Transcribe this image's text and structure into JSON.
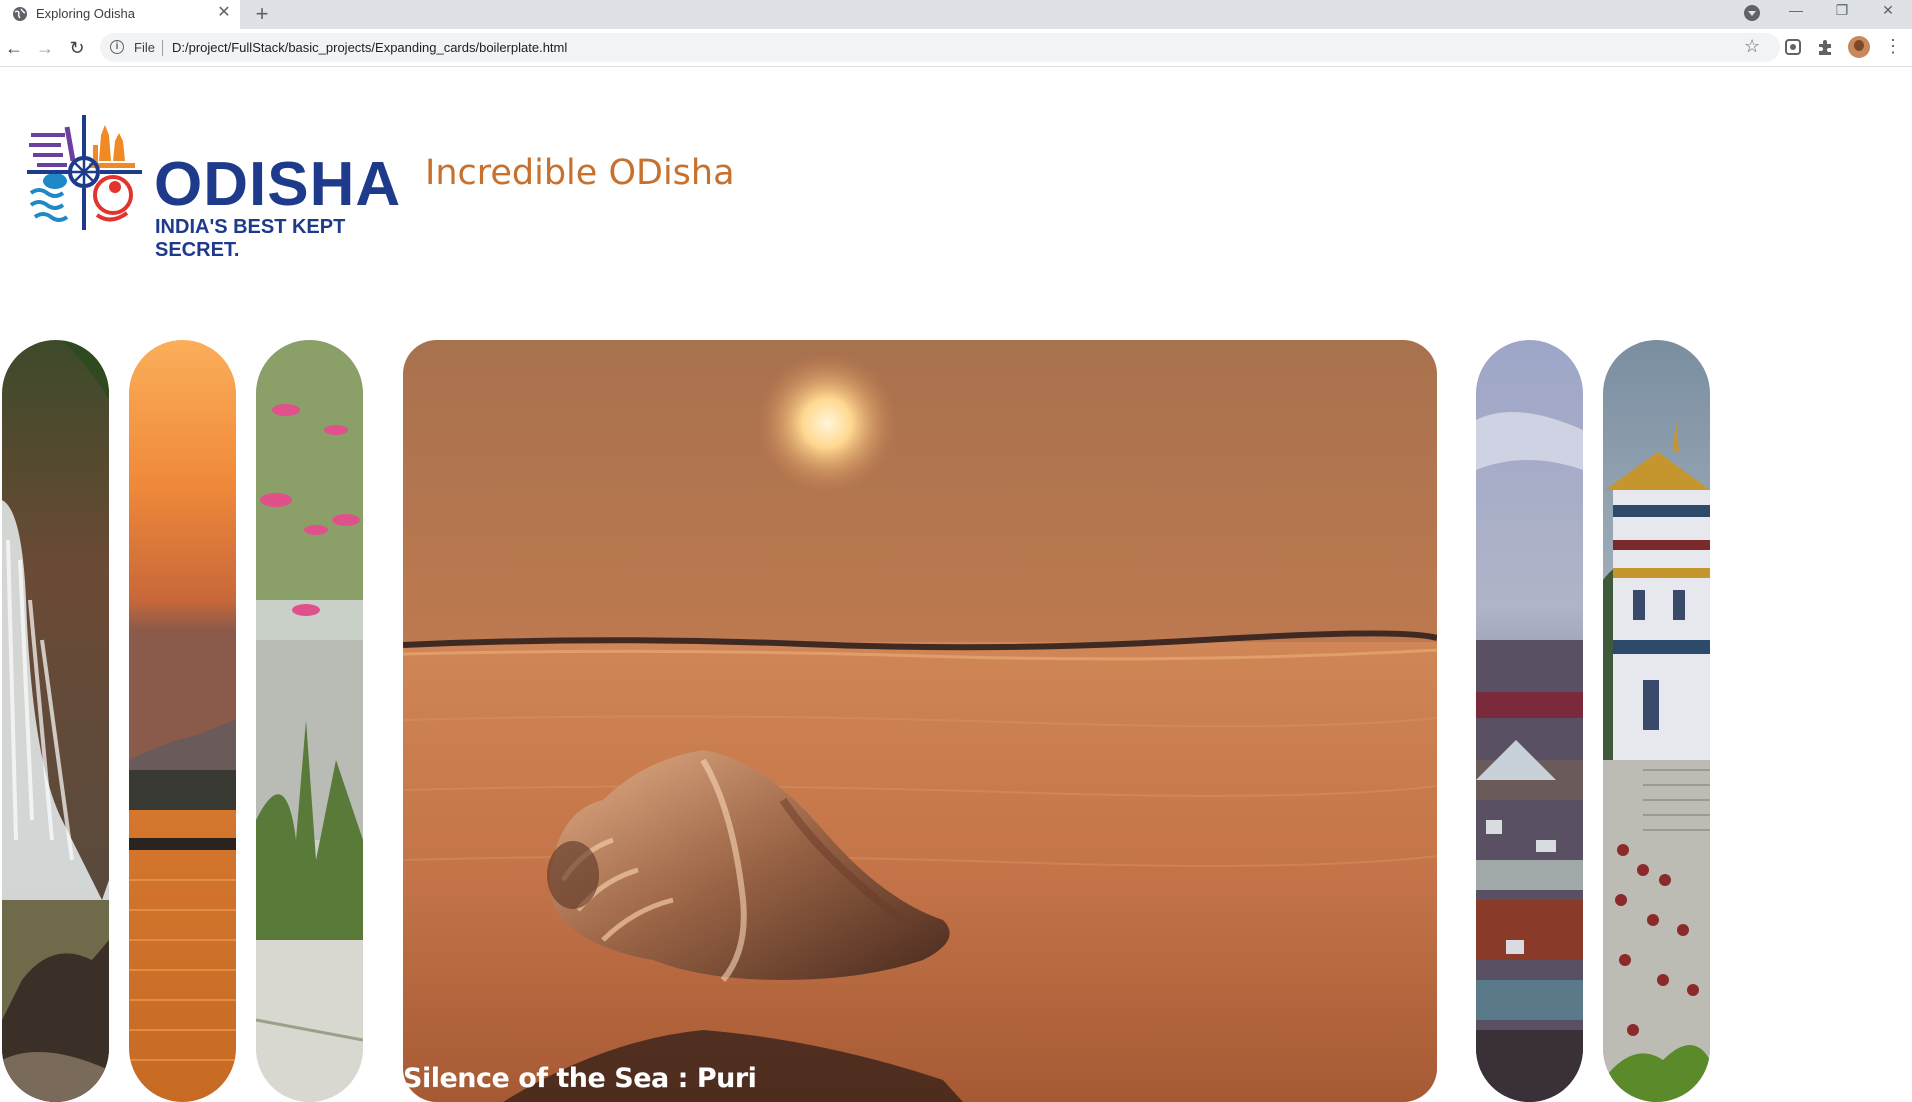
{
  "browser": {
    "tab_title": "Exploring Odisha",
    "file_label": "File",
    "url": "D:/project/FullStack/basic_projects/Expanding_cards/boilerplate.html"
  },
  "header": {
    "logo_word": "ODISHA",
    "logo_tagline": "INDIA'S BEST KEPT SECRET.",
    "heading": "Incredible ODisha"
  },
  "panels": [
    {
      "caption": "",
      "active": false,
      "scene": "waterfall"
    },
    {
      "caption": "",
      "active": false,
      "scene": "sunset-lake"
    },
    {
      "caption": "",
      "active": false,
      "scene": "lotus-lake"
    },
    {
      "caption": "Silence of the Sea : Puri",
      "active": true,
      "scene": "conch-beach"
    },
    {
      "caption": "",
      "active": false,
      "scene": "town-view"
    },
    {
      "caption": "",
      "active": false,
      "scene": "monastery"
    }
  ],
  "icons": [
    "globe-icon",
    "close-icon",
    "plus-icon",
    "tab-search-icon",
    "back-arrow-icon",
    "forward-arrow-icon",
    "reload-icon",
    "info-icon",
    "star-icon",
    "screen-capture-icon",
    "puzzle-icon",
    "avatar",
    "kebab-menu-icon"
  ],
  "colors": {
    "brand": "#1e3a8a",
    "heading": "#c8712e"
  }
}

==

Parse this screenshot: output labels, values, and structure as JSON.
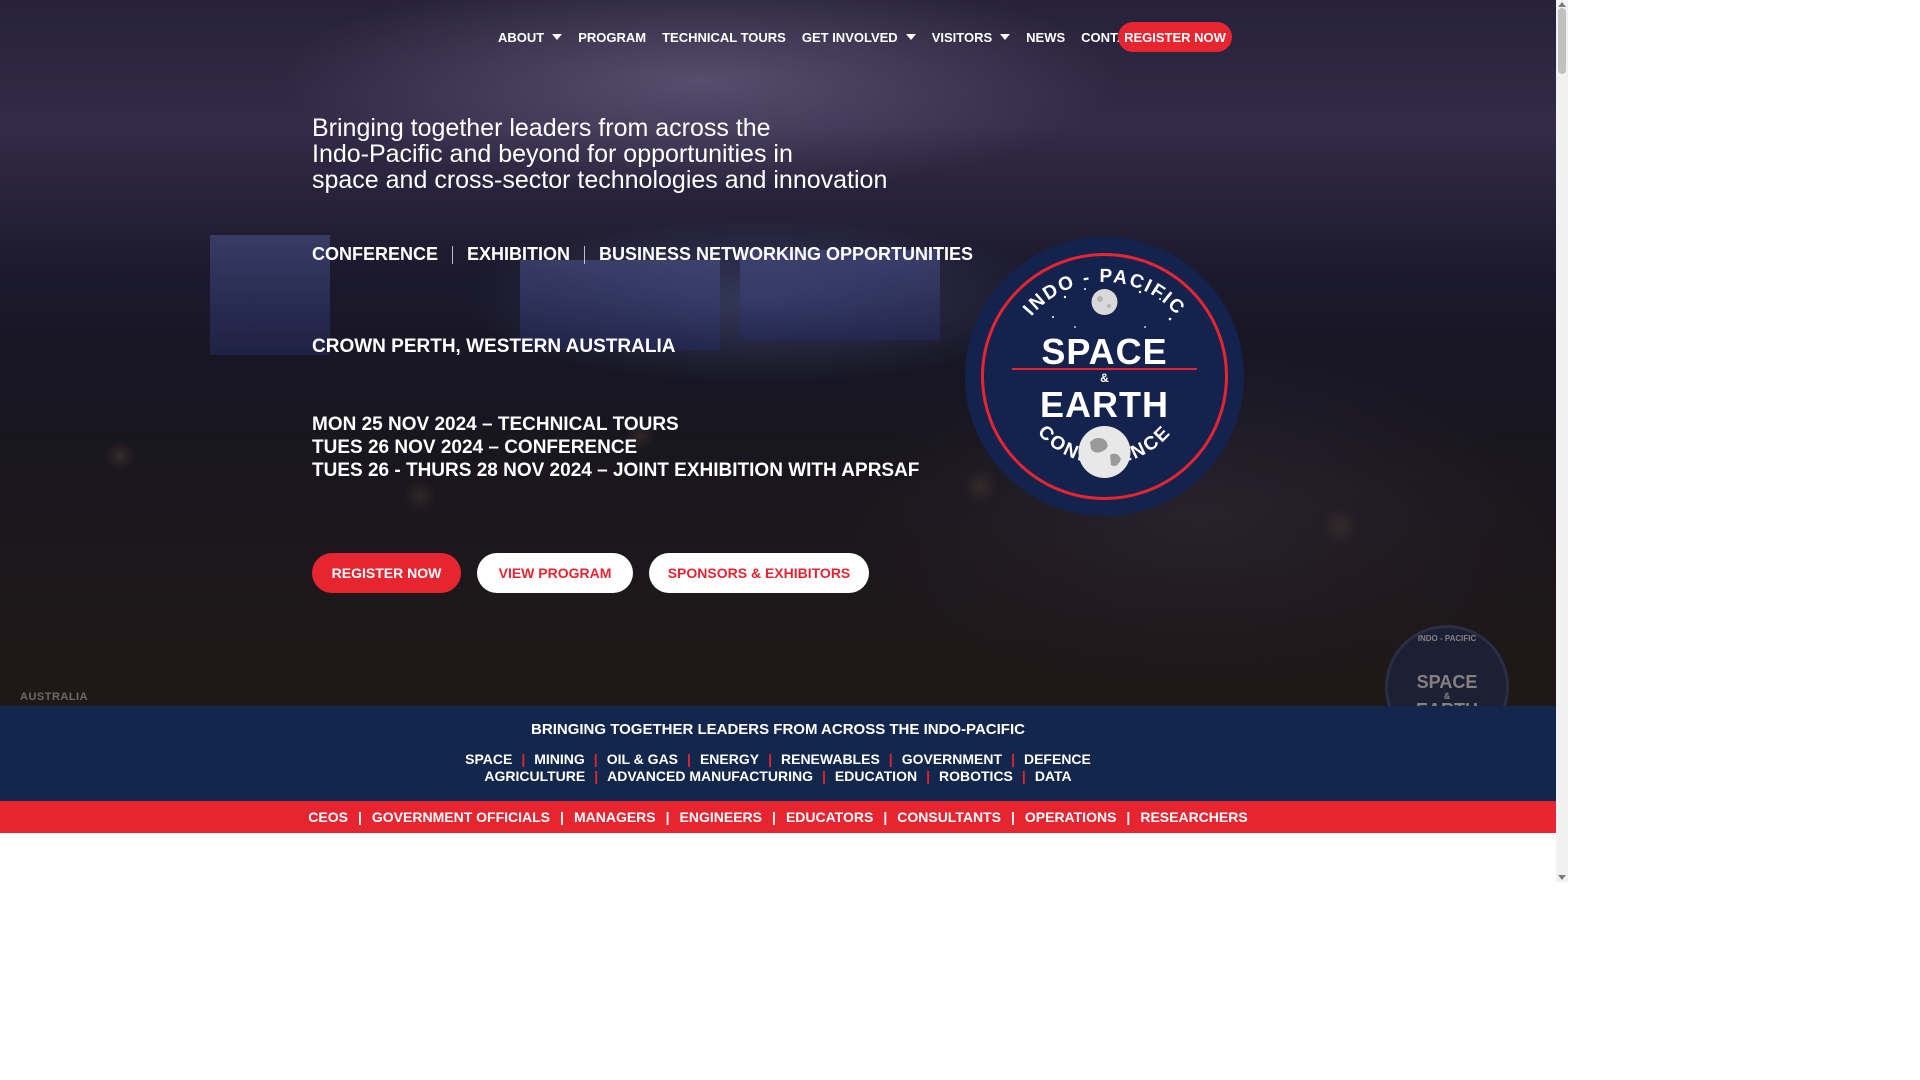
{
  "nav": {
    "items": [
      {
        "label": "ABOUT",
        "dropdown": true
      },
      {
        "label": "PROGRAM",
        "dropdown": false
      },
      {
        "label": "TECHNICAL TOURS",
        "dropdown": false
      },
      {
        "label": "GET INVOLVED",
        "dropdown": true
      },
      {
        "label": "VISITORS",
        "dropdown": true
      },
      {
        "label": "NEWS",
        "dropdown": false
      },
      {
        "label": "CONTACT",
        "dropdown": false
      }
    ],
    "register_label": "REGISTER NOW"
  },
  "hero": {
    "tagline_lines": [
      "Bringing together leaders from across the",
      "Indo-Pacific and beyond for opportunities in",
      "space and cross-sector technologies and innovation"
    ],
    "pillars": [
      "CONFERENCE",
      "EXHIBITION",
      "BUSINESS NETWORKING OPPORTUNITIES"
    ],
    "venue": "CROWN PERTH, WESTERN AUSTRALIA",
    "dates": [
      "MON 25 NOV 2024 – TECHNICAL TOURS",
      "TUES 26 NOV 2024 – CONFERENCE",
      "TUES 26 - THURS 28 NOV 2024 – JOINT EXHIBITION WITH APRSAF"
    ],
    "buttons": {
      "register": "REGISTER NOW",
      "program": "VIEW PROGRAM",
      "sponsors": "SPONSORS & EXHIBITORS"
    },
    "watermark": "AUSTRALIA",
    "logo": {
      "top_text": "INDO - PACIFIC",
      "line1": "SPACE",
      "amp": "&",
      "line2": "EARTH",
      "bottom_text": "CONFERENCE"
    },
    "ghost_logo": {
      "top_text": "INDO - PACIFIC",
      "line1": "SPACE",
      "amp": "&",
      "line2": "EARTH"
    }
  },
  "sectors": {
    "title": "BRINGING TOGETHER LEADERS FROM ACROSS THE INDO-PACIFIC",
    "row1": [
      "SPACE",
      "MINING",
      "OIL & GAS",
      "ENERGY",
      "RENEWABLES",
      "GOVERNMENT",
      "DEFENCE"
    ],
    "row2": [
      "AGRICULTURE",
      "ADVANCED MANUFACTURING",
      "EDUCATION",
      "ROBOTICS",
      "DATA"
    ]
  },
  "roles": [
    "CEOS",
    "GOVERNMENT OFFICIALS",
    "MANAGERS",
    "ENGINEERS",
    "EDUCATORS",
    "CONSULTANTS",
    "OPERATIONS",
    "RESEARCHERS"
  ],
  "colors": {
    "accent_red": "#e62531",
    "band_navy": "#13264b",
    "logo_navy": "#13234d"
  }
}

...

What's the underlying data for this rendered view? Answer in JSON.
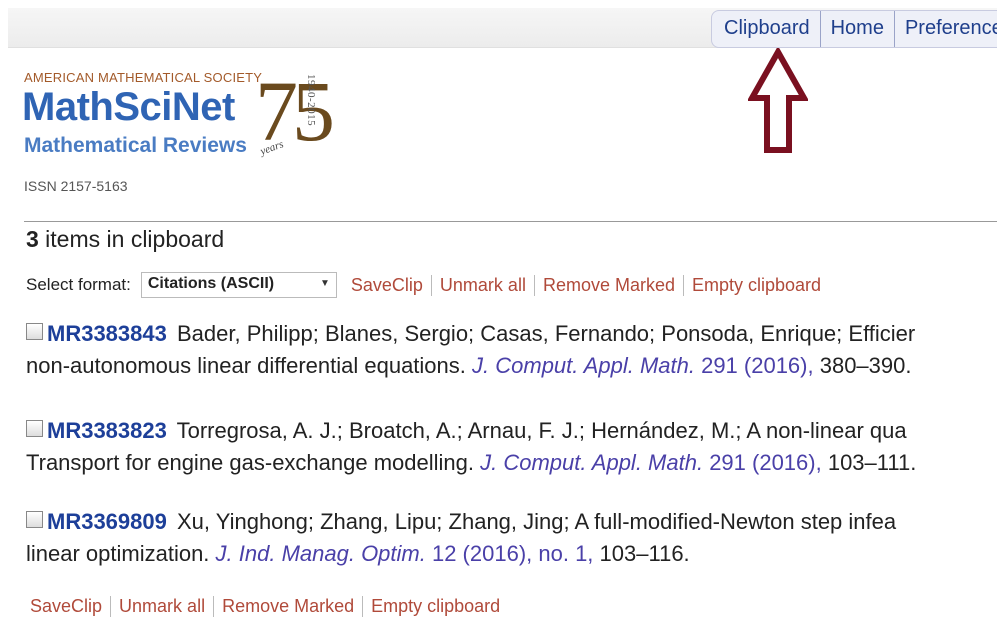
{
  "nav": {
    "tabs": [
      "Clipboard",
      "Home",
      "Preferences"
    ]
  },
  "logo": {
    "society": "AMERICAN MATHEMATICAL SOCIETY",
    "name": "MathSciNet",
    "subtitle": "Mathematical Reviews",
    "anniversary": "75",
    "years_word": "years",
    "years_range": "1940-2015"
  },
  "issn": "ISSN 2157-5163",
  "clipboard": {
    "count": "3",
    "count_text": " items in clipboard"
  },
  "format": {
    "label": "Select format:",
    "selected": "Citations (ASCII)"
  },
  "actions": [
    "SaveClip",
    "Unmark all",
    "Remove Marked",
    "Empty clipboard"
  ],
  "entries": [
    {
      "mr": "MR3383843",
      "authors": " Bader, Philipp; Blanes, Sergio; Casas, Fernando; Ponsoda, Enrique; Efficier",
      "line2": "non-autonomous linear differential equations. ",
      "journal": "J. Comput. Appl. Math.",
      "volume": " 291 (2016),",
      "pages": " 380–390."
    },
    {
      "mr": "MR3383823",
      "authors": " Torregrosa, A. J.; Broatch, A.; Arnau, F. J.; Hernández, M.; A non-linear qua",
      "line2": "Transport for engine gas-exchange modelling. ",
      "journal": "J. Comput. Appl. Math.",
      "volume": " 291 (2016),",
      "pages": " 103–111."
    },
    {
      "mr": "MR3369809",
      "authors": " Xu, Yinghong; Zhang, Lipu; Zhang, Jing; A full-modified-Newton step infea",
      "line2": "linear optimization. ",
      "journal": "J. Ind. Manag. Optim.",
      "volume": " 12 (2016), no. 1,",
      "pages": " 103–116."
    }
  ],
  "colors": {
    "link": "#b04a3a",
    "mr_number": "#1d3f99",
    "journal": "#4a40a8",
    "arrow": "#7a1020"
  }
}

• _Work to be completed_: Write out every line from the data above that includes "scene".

• _Reply to the exercise_:
      "scene": "waterfall"
      "scene": "sunset-lake"
      "scene": "lotus-lake"
      "scene": "conch-beach"
      "scene": "town-view"
      "scene": "monastery"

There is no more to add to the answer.